Inflation doesn’t smooth out space completely, though. Quantum mechanics insists on some randomness in the pre-inflation pinprick universe, and these quantum fluctuations would have been frozen into the inflated universe, imprinted for example on the CMB. In turn, those variations seeded the gravitational collapse of gas into stars and galaxies – a staggering idea really, that infinitesimal quantum randomness is now writ large and glowing across the heavens. It’s possible to calculate what pattern these quantum fluctuations out to give rise to, and observations of the CMB seem to match it.
All the same, there was no direct evidence for inflation – until now. The theory also predicts that the microwave background radiation should be polarized – its electromagnetic oscillations have a preferred orientation – with a characteristic pattern of twists, called the B-mode. This swirly polarization is what BICEP2 has detected, and there’s no obvious explanation for it except inflation. Cue a Nobel nomination for Guth, and other architects of inflationary theory, in October.
What’s all this got to do with gravitational waves? Cosmic inflation was rather like a shock wave that set the universe quaking with primordial gravitational waves. They have now, 13.8 billion years later, died away to undetectable levels. But they’ve left a fingerprint behind, in the form of the polarized swirls of the CMB, just as ocean waves leave ripples in sand. It seems the only way these swirls could have got there was via gravitational waves.
OK, but where does inflation itself come from?

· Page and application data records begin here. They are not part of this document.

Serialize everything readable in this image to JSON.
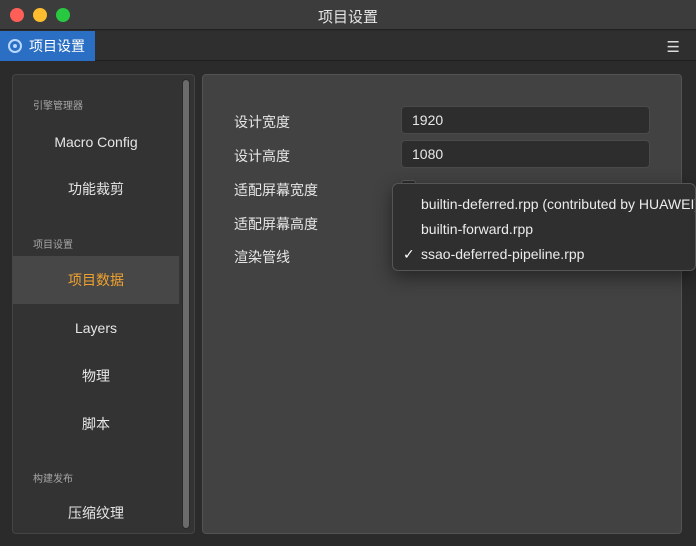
{
  "window": {
    "title": "项目设置"
  },
  "tab": {
    "label": "项目设置",
    "icon": "gear-icon"
  },
  "sidebar": {
    "sections": [
      {
        "title": "引擎管理器",
        "items": [
          {
            "label": "Macro Config"
          },
          {
            "label": "功能裁剪"
          }
        ]
      },
      {
        "title": "项目设置",
        "items": [
          {
            "label": "项目数据",
            "active": true
          },
          {
            "label": "Layers"
          },
          {
            "label": "物理"
          },
          {
            "label": "脚本"
          }
        ]
      },
      {
        "title": "构建发布",
        "items": [
          {
            "label": "压缩纹理"
          }
        ]
      }
    ]
  },
  "form": {
    "design_width": {
      "label": "设计宽度",
      "value": "1920"
    },
    "design_height": {
      "label": "设计高度",
      "value": "1080"
    },
    "fit_width": {
      "label": "适配屏幕宽度"
    },
    "fit_height": {
      "label": "适配屏幕高度"
    },
    "render_pipeline": {
      "label": "渲染管线"
    }
  },
  "dropdown": {
    "options": [
      {
        "label": "builtin-deferred.rpp (contributed by HUAWEI)",
        "selected": false
      },
      {
        "label": "builtin-forward.rpp",
        "selected": false
      },
      {
        "label": "ssao-deferred-pipeline.rpp",
        "selected": true
      }
    ],
    "check_mark": "✓"
  },
  "colors": {
    "accent_tab": "#2a6fc4",
    "active_item": "#f0a230"
  }
}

Physicists’ usual response to a question they can’t answer is to invent a particle that does the required job, and give it a snazzy name: neutrino, WIMP, graviton, whatever. Carroll, who now proudly records Kovac among his former students, admits that this is what they’ve done here. “We don’t know what field it is that drove inflation”, he says, “so we just call it the inflaton.”
In other words, just as the photon (a ‘particle of light’) is the agent of the force of electromagnetism, and the Higgs boson was initially postulated as the force field that gave some particles their mass, so the inflaton is the alleged particle behind the force that unleashed inflation. It’s just a name, but here’s the point: it’s a particle whose behaviour, like that of all fundamental particles, must be governed by quantum theory.
And that’s where we really hit the exciting stuff. Confirming these two astonishing ideas, inflation and gravitational waves, is terrific. But they always looked a pretty safe bet. It’s what lies behind them that could be truly revolutionary. For gravitational waves are a product of general relativity, the current theory of gravity. But here they get kicked into existence by an effect of quantum mechanics, orchestrated by the quantum inflaton. In other words, we’re looking at an effect that bridges the biggest mystery in contemporary physics: how to reconcile the ‘classical physics’ of relativity with quantum physics, and thus create a quantum theory of gravity. Sure, BICEP2’s results don’t yet show us how to do that. But how many simultaneous revolutions could you cope with?